Germany uses torture to get intelligence: claim
20 April 2006, BRUSSELS - European Union lawmakers on Thursday slammed the bloc's counter-terrorism chief Gijs De Vries for providing what they described as "totally useless and senseless" information on alleged CIA detention camps and flights across Europe.
20 April 2006
BRUSSELS - European Union lawmakers on Thursday slammed the bloc's counter-terrorism chief Gijs De Vries for providing what they described as "totally useless and senseless" information on alleged CIA detention camps and flights across Europe.
The parliament's committee investigating the charges against the CIA also heard evidence from Britain's former envoy to Uzbekistan, Craig Murray, who said western secret services, including Germany's, were obtaining intelligence under torture from foreign detainees in Uzbekistan.
Members of the EU assembly questioned De Vries statement to the committee that he had no proof European governments had aided the US in transporting terrorist suspects to other countries for interrogation.
Italian Socialist MEP Claudio Fava said De Vries had provided "evasive and inadequate" information especially after Murray statement on the British government's "ambiguous role" in using information obtained through torture of alleged terrorists in Uzbekistan.
De Vries' claim also runs counter to a Council of Europe statement last week that European governments had violated the European human rights convention by helping the US to transport terror suspects to other countries for questioning.
The 46-nation Council of Europe is independent of the EU and is conducting its own investigation into allegations against the CIA.
Other members of parliament asked the EU anti-terror chief if he had reliable sources of information or was merely obtaining information from the internet.
Meanwhile, De Vries insisted that the EU had not obtained information through use of torture.

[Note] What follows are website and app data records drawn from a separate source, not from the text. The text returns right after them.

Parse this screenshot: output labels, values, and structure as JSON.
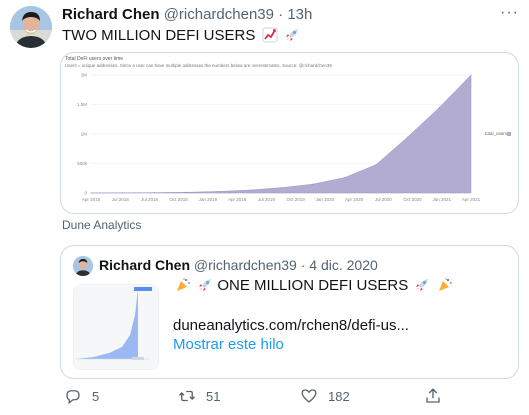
{
  "tweet": {
    "author_name": "Richard Chen",
    "author_handle": "@richardchen39",
    "separator": "·",
    "time": "13h",
    "more_label": "···",
    "text": "TWO MILLION DEFI USERS",
    "emoji": [
      "chart-increasing-emoji",
      "rocket-emoji"
    ]
  },
  "chart_data": {
    "type": "area",
    "title": "Total DeFi users over time",
    "subtitle": "Users = unique addresses. Since a user can have multiple addresses the numbers below are overestimates. Source: @richardchen39",
    "x": [
      "Apr 2018",
      "Jul 2018",
      "Oct 2018",
      "Jan 2019",
      "Apr 2019",
      "Jul 2019",
      "Oct 2019",
      "Jan 2020",
      "Apr 2020",
      "Jul 2020",
      "Oct 2020",
      "Jan 2021",
      "Apr 2021"
    ],
    "x_tick_labels": [
      "Apr 2018",
      "Jul 2018",
      "Jul 2018",
      "Oct 2018",
      "Jan 2019",
      "Apr 2019",
      "Jul 2019",
      "Oct 2019",
      "Jan 2020",
      "Apr 2020",
      "Jul 2020",
      "Oct 2020",
      "Jan 2021",
      "Apr 2021"
    ],
    "series": [
      {
        "name": "total_users",
        "values": [
          1000,
          3000,
          6000,
          12000,
          25000,
          50000,
          90000,
          150000,
          260000,
          480000,
          950000,
          1450000,
          2000000
        ]
      }
    ],
    "y_tick_labels": [
      "0",
      "500k",
      "1M",
      "1.5M",
      "2M"
    ],
    "ylim": [
      0,
      2000000
    ],
    "grid": true,
    "legend_position": "right",
    "color": "#b2abd2"
  },
  "source": {
    "label": "Dune Analytics"
  },
  "quote": {
    "author_name": "Richard Chen",
    "author_handle": "@richardchen39",
    "separator": "·",
    "date": "4 dic. 2020",
    "text": "ONE MILLION DEFI USERS",
    "link": "duneanalytics.com/rchen8/defi-us...",
    "show_thread": "Mostrar este hilo"
  },
  "actions": {
    "reply_count": "5",
    "retweet_count": "51",
    "like_count": "182"
  },
  "colors": {
    "text_primary": "#0f1419",
    "text_secondary": "#536471",
    "link": "#1d9bf0",
    "border": "#cfd9de",
    "area": "#b2abd2"
  }
}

But he admitted that there was "mutually beneficial cooperation between secret services of EU member states and of the CIA," saying this was essential in the fight against terrorism.
Former British envoy to Uzbekistan Murray said the US and Britain "share 100 per cent of their intelligence...and they have taken a policy decision that they will use intelligence which was obtained under torture in other countries."
He said he had seen classified documents from the British government confirming this political decision.
"If they had not taken that decision to use torture, then the programme of rendition wouldn't have made any sense as this is its foundation," he said.
Murray said he had been working as a British diplomat for 21 years before being removed from office after he started to question London about its alleged methods for obtaining secret information in Uzbekistan.
"All the intelligence obtained there is false as people were forced to sign confessions under torture," the former ambassador said.
"Uzbekistan is a real police state of the Stalinist kind, a structured dictatorship with up to 12,000 political detainees, almost all of them political opponents," he added.
British Foreign Minister Jack Straw, however, in March 2004 decided to continue receiving intelligence obtained under torture as this was seen as a means to fight terrorism, Murray said.
"Nobody ever denied that our intelligence was obtained under torture, ... they told me that this was not violating the United Nations Convention against torture as we didn't do it and we didn't instigate it," he told the Parliament.
Such practices being used in the war against terrorism are ignoring and abusing the rights of Muslims, Murray warned, adding: "We're just doing a coach horse for the US...It will not help us win the war, it's just stoking up more fury."
"I fear that we [Britain] have now turned away from international law and from upholding human rights," he underlined.
Murray said he had also information that the German secret service was still cooperating very closely with its Uzbek counterpart, thereby obtaining intelligence which was gotten under torture.
Foreign ambassadors to Uzbekistan, including the German envoy, knew about this but saw no advantage in blocking the US, Murray told MEPs.
Next week, a delegation of parliamentarians will travel to Macedonia to query senior government officials about what they knew about alleged CIA secret jails and clandestine flights in their country.
The parliamentary committee investigating the CIA charges was set up in January. It is working in tandem with an inquiry by the Council of Europe and intends to present its first findings by the end of June. However, the committee has no power to sanction European governments.
Subject: German news